*EXERCISE PROMPT*. For the word "JSON", work out how many lines in the records below contain it and state that count alone.

================

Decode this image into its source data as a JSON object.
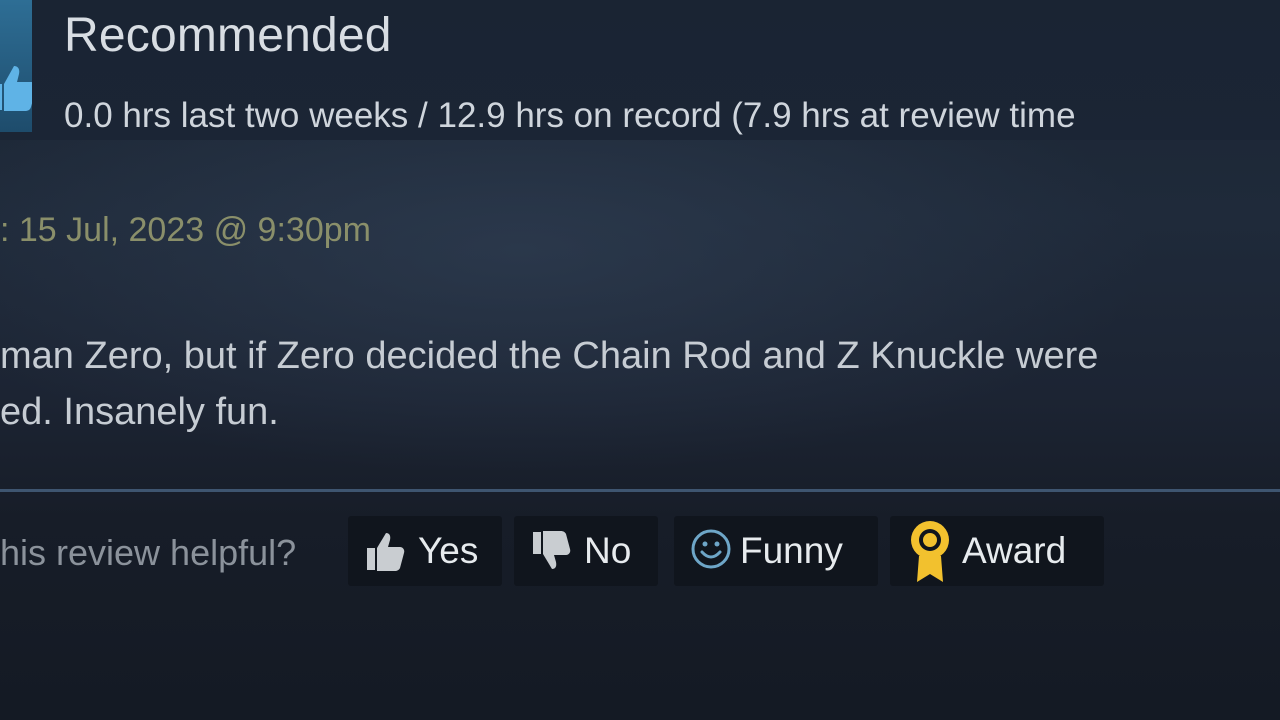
{
  "review": {
    "verdict": "Recommended",
    "hours_text": "0.0 hrs last two weeks / 12.9 hrs on record (7.9 hrs at review time",
    "posted_text": ": 15 Jul, 2023 @ 9:30pm",
    "body_lines": [
      "man Zero, but if Zero decided the Chain Rod and Z Knuckle were",
      "ed. Insanely fun."
    ]
  },
  "helpful": {
    "question": "his review helpful?",
    "buttons": {
      "yes": "Yes",
      "no": "No",
      "funny": "Funny",
      "award": "Award"
    }
  },
  "icons": {
    "verdict": "thumbs-up-icon",
    "yes": "thumbs-up-icon",
    "no": "thumbs-down-icon",
    "funny": "smiley-icon",
    "award": "award-ribbon-icon"
  },
  "colors": {
    "award_gold": "#f2c12e",
    "funny_blue": "#6ea6c8",
    "posted_text": "#8a8f6a",
    "divider": "#3e5570"
  }
}
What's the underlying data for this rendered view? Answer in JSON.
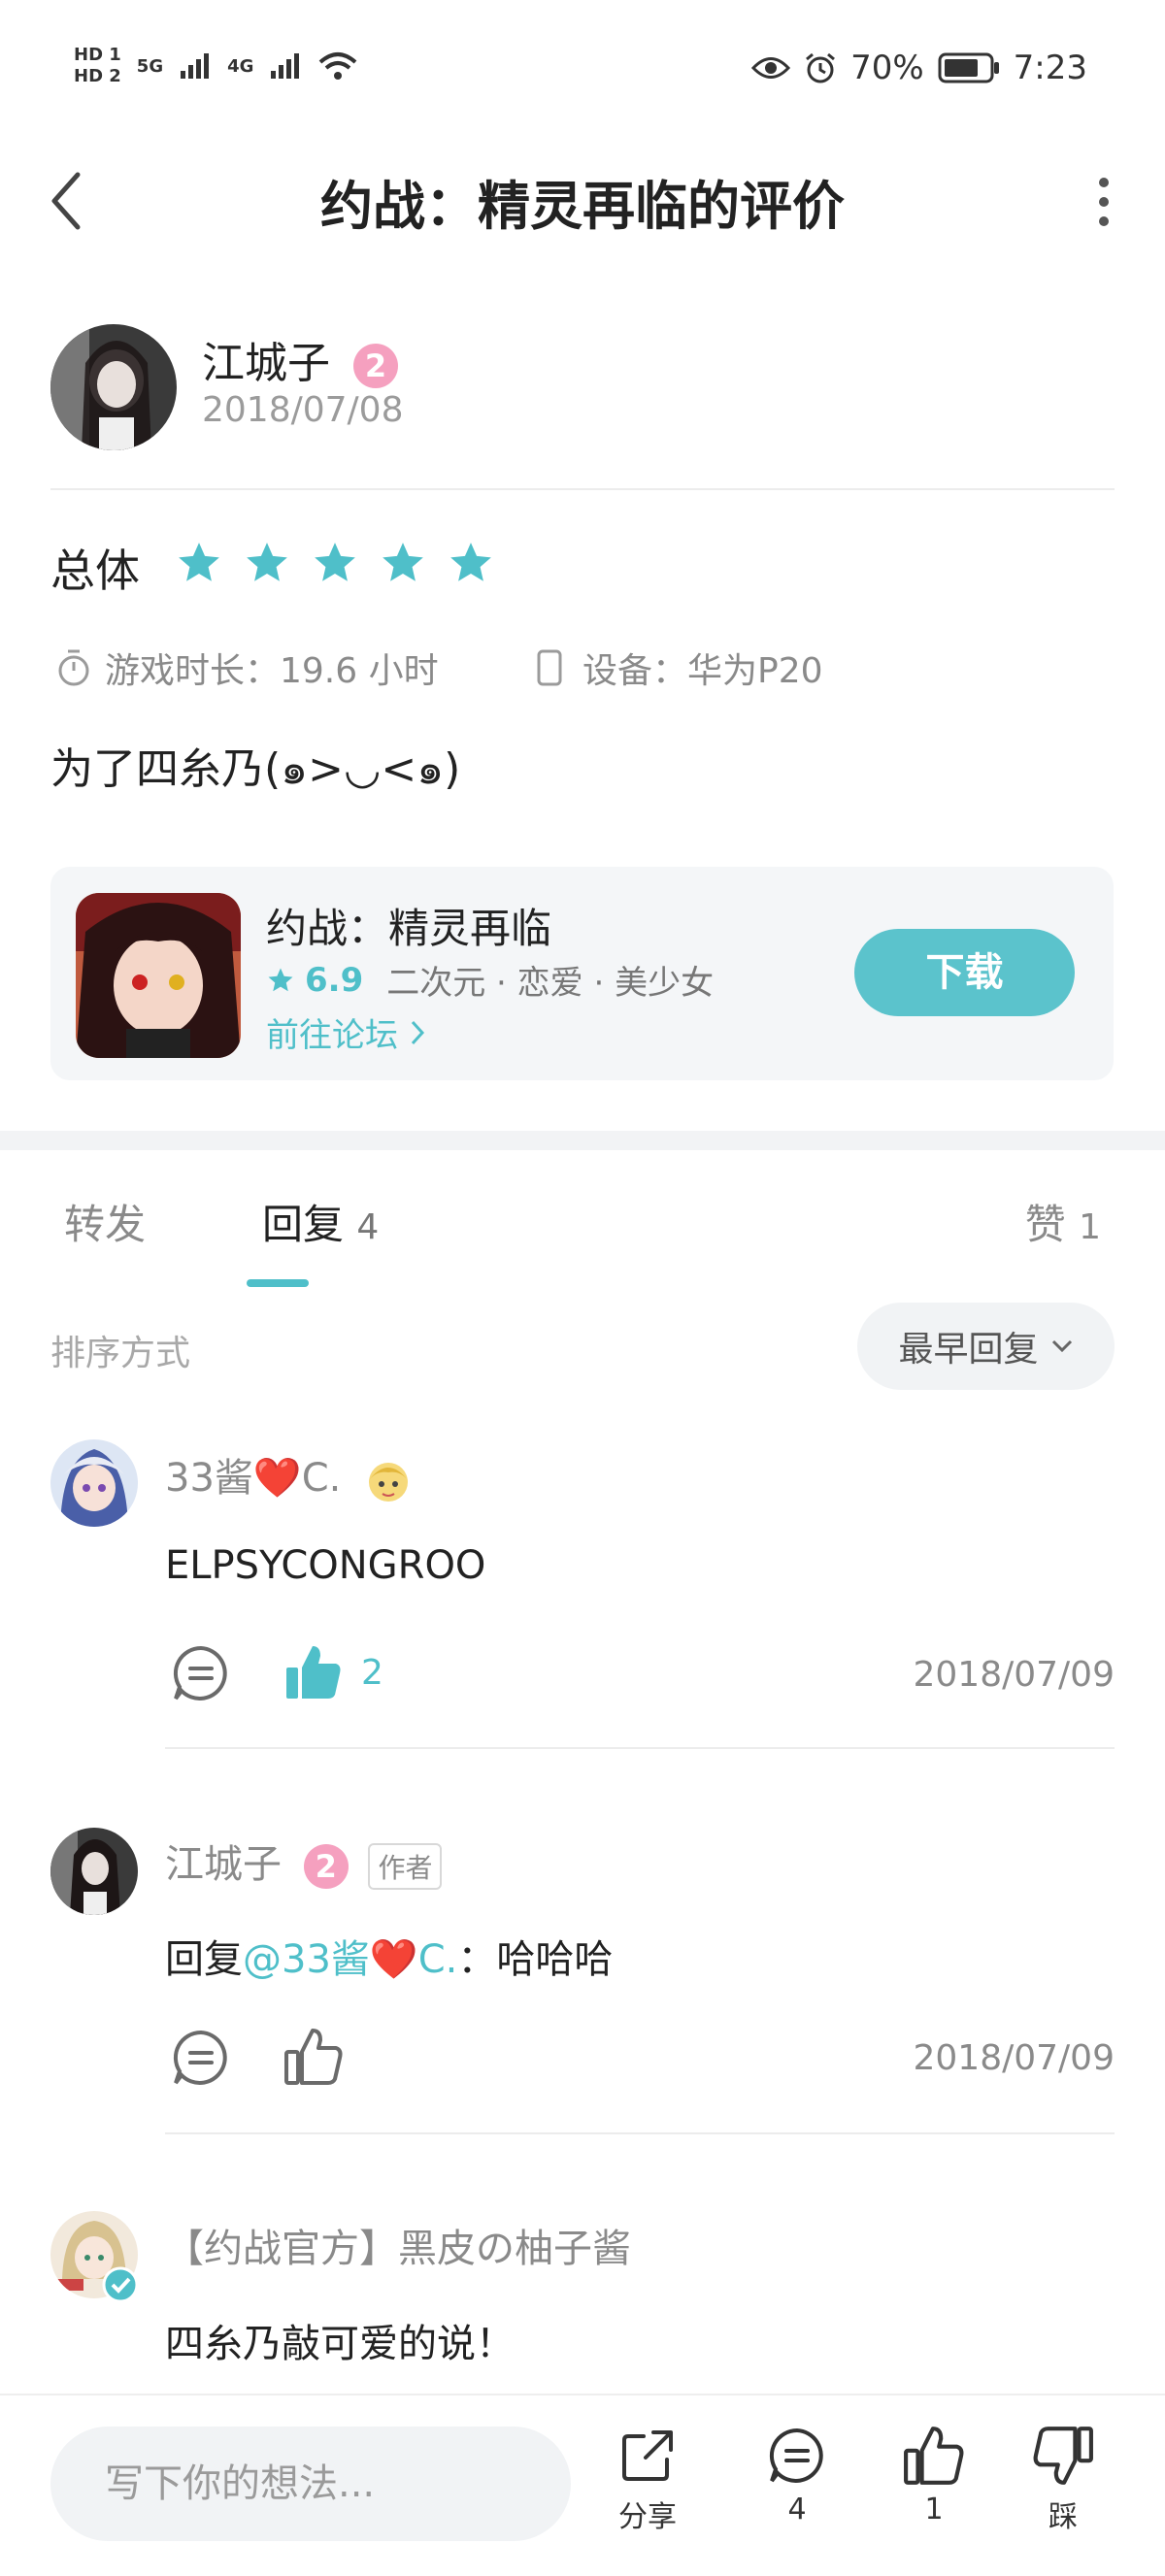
{
  "status_bar": {
    "hd1": "HD 1",
    "hd2": "HD 2",
    "net1": "5G",
    "net2": "4G",
    "battery": "70%",
    "time": "7:23"
  },
  "header": {
    "title": "约战：精灵再临的评价"
  },
  "review": {
    "author": "江城子",
    "author_level": "2",
    "date": "2018/07/08",
    "overall_label": "总体",
    "stars": 5,
    "playtime": "游戏时长：19.6 小时",
    "device": "设备：华为P20",
    "text": "为了四糸乃(๑>◡<๑)"
  },
  "game_card": {
    "name": "约战：精灵再临",
    "score": "6.9",
    "tags": "二次元 · 恋爱 · 美少女",
    "forum_link": "前往论坛",
    "download": "下载"
  },
  "tabs": {
    "repost": "转发",
    "reply": "回复",
    "reply_count": "4",
    "like": "赞",
    "like_count": "1"
  },
  "sort": {
    "label": "排序方式",
    "value": "最早回复"
  },
  "comments": [
    {
      "name": "33酱❤️C.",
      "text": "ELPSYCONGROO",
      "likes": "2",
      "date": "2018/07/09"
    },
    {
      "name": "江城子",
      "level": "2",
      "tag": "作者",
      "reply_prefix": "回复",
      "mention": "@33酱❤️C.",
      "text": "：哈哈哈",
      "date": "2018/07/09"
    },
    {
      "name": "【约战官方】黑皮の柚子酱",
      "text": "四糸乃敲可爱的说！"
    }
  ],
  "bottom_bar": {
    "placeholder": "写下你的想法...",
    "share": "分享",
    "comments": "4",
    "likes": "1",
    "dislike": "踩"
  },
  "colors": {
    "accent": "#4fbfc9",
    "badge": "#f5a0bf",
    "like_active": "#4fbfc9"
  }
}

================

*THE ANSWER*. 2